Because here’s the thing: Emilie is very easy to root for, being a sensible, plucky young lady, but she also is just the person standing in the right place at the right time, and that’s it. Again and again, circumstances conspire to make Emilie Johnny-on-the-spot, such that she alone can perform the appropriate derring-do to save the day – but it just never felt like it HAD to be Emilie. The mechanics of it all were so overpowering that frankly it seemed like anyone standing in Emilie’s place could have done the same thing – because it was never ABOUT her, never something made possibly by dint of her personality or abilities, it just happened TO her. And as a result, it leeched some of the emotion, some of the character, out of this story – which left it all just a bit too impersonal.

And yet, that being said, there still is something undeniably fun about watching a young lady (in a decidedly chauvinistic age) save the day over and over. And likewise, while the action machinations definitely overpowered the characters, it also was all just FUN. The set pieces, the escapes, the adventures, the strange creatures and bizarre landscapes – it was all marvelously fascinating and inventive, and I enjoyed the heck out of being a tourist in Well’s peculiar world. And as for the characters themselves, while they did stay fairly broad, they were all charming nonetheless – and I look forward to seeing more of them in the the next book.

So in the end, yes, you will have to forgive the rather coincidental nature of Emilie’s adventure, but it does still make for a pell-mell, highly entertaining read, with aether and gear-works galore. And I will definitely be back for more Martha Wells – I just hope the next time around it’s all a bit more personal.

Byrt Grade: A-

As Levar Burton used to say – you don’t have to take my word for it…

Scribble Orca on Goodreads says:

The story reminds me strongly of the more memorable moments of Jacques Tardi’s The Adventures of Adele Blanc Sec

Bunbury in the Stacks says:

My other…issue with Emilie and the Hollow World was that for at least the first half of the book, it was really just The Hollow World. Emilie was just this window through which we were seeing this adventure take place, but she wasn’t really a part of it herself. She followed people around, she said some things, but the story would have essentially remained unchanged had she not been there. BUT (yes, there is a but), Emilie did grow.
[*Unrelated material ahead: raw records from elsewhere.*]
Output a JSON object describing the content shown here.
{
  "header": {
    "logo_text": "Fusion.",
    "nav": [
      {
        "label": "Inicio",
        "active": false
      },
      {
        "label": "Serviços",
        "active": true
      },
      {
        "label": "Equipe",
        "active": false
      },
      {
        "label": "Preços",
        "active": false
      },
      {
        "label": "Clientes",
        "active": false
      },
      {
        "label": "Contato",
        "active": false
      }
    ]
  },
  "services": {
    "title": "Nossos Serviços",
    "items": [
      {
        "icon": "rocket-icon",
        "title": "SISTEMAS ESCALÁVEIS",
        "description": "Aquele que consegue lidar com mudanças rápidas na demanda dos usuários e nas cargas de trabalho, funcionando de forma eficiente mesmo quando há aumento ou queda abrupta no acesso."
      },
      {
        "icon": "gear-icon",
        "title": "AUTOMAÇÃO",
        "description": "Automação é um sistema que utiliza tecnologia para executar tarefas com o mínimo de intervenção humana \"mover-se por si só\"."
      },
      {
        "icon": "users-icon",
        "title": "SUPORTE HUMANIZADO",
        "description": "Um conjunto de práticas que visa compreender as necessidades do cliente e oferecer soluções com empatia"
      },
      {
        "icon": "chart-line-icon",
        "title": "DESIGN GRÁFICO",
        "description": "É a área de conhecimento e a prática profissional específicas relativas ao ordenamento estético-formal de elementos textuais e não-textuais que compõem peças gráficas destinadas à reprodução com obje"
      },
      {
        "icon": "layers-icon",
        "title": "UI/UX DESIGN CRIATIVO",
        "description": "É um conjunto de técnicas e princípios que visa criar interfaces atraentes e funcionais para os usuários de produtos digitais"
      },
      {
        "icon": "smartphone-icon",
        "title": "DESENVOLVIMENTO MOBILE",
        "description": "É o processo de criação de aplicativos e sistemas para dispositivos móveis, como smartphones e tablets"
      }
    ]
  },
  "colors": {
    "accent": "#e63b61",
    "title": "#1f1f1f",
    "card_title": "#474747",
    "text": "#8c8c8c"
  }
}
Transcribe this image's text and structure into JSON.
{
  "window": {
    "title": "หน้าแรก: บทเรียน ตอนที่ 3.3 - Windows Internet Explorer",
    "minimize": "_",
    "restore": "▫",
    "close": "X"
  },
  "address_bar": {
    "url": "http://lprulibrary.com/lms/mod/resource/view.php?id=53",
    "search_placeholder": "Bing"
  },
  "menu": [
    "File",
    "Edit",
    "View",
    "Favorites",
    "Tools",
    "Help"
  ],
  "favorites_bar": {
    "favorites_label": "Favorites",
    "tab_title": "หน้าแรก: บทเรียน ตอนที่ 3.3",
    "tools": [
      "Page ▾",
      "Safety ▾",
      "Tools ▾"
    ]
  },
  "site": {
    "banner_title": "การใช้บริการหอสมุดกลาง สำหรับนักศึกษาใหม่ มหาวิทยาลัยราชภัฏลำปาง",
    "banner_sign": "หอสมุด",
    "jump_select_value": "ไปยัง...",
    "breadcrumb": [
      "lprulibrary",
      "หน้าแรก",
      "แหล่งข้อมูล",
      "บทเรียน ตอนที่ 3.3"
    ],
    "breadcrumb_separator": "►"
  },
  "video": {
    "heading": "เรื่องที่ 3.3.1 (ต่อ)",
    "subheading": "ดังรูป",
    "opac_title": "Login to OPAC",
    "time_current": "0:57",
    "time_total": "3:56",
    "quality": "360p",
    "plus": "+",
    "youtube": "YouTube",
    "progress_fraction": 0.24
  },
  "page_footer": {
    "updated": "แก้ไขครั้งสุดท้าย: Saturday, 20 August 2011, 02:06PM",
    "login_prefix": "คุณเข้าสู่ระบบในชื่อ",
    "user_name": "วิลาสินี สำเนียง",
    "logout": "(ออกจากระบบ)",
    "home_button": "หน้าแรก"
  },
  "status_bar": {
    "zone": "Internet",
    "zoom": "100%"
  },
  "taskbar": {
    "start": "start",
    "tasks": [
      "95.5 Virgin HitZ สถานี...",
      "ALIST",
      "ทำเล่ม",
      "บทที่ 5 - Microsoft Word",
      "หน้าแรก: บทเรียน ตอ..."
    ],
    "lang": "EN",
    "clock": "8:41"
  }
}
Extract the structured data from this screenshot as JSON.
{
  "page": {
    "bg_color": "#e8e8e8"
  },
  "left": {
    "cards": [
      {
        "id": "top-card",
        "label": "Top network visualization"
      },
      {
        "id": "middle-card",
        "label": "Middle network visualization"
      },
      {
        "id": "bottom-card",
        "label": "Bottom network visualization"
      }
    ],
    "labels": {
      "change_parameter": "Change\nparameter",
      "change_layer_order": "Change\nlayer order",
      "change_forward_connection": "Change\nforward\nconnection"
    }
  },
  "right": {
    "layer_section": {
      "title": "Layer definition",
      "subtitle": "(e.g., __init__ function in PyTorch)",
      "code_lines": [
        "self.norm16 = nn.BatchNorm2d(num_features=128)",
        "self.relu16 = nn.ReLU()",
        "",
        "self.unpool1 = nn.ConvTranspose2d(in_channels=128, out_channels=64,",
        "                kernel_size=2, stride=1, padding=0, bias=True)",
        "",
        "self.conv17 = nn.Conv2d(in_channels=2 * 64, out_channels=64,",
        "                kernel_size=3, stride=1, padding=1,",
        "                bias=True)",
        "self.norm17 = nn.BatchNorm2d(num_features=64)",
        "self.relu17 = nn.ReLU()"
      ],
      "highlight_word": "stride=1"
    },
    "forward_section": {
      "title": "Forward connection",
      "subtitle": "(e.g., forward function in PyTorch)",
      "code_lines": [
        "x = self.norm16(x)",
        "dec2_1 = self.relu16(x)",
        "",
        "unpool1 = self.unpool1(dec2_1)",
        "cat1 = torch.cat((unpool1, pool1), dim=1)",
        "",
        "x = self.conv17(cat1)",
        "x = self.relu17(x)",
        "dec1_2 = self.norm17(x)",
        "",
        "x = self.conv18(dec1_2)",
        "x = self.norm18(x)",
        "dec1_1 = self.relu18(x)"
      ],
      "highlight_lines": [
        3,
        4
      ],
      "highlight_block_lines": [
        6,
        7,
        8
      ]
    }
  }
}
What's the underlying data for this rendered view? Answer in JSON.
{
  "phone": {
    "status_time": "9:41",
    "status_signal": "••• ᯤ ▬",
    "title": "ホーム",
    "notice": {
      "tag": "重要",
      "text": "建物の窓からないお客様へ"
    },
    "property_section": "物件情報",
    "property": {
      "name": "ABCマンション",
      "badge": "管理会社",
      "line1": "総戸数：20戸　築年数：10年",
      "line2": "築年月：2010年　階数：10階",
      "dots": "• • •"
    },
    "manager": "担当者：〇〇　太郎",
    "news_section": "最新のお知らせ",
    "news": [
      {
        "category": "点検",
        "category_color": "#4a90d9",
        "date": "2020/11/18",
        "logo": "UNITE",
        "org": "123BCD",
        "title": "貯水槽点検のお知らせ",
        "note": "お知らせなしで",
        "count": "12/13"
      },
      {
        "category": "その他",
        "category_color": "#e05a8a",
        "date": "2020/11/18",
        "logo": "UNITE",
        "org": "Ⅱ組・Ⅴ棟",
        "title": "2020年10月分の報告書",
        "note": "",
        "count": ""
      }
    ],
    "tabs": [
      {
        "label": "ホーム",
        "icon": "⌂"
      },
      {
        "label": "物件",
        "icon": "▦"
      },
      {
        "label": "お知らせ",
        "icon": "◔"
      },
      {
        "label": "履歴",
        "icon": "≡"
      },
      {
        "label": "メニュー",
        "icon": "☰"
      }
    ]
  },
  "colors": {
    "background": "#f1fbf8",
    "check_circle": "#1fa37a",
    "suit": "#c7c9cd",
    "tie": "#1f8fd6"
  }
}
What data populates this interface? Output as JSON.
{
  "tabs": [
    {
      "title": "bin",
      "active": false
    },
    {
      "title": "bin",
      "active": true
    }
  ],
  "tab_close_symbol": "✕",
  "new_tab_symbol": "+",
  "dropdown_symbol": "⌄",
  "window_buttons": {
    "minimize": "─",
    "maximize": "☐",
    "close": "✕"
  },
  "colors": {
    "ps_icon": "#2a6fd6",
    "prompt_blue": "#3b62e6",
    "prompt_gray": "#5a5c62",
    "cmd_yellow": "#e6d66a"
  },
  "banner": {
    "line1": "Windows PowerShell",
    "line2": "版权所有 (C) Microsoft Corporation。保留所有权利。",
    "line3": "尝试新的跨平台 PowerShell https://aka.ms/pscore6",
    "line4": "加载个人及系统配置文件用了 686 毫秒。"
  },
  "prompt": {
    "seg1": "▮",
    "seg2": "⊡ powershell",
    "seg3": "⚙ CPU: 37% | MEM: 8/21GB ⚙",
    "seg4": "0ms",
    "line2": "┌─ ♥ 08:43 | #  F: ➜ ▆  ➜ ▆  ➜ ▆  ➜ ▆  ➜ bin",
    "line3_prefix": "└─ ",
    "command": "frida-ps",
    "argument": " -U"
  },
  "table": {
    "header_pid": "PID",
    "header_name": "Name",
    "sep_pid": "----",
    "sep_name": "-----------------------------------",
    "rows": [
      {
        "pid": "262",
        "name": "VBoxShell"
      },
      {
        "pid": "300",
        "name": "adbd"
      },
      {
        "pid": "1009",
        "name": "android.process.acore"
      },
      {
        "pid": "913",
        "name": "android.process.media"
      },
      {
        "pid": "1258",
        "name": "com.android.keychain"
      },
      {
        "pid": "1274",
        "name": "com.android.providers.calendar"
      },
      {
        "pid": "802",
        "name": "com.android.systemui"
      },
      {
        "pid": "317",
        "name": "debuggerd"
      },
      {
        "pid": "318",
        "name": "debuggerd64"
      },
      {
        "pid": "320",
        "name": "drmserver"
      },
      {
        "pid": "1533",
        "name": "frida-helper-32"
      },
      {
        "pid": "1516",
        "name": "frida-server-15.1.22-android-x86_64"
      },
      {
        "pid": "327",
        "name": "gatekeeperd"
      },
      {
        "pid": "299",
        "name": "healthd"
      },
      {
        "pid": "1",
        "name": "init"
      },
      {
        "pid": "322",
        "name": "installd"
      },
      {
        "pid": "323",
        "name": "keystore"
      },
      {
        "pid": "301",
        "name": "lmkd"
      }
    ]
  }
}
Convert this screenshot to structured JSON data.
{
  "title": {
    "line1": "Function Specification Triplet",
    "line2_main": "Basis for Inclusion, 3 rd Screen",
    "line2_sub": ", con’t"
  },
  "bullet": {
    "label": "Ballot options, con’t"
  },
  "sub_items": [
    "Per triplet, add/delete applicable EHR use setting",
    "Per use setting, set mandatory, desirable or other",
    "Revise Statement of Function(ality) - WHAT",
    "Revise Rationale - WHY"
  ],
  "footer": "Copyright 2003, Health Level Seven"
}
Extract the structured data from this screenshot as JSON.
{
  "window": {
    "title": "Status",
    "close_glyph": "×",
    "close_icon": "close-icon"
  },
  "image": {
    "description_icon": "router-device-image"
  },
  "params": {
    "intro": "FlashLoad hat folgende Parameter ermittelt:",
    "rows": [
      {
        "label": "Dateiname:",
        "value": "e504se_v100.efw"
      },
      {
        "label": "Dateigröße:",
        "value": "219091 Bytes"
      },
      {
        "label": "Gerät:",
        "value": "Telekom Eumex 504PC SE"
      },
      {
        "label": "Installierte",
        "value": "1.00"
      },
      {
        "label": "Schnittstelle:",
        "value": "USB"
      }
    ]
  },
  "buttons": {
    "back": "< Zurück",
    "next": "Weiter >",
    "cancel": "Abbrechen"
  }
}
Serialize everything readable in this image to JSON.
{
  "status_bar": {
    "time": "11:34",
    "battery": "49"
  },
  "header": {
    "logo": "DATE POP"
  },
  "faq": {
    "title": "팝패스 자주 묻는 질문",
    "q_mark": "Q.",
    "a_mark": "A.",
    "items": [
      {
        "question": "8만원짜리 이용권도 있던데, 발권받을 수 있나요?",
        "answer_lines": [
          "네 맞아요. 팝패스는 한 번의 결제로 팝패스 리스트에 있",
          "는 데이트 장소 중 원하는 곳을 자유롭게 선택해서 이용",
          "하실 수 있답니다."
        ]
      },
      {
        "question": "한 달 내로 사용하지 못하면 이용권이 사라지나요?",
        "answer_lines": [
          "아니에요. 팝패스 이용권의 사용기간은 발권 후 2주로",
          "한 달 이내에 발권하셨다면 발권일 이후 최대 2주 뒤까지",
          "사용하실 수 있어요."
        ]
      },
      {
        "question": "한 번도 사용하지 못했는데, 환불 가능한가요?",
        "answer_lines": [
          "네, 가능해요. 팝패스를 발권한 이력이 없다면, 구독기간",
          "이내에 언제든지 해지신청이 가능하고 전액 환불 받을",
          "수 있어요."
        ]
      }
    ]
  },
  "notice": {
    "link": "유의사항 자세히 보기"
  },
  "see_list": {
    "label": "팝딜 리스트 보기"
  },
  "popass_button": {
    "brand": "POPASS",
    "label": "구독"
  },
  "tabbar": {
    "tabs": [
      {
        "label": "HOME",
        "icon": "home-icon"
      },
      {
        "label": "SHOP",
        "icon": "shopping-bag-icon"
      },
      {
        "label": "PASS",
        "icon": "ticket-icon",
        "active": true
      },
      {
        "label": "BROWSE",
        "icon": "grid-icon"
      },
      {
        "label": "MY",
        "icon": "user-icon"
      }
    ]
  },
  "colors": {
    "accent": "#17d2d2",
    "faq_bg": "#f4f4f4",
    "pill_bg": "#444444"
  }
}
Badass Book Reviews says:

…a fast-paced adventure full of rolicking fun and fantastical characters.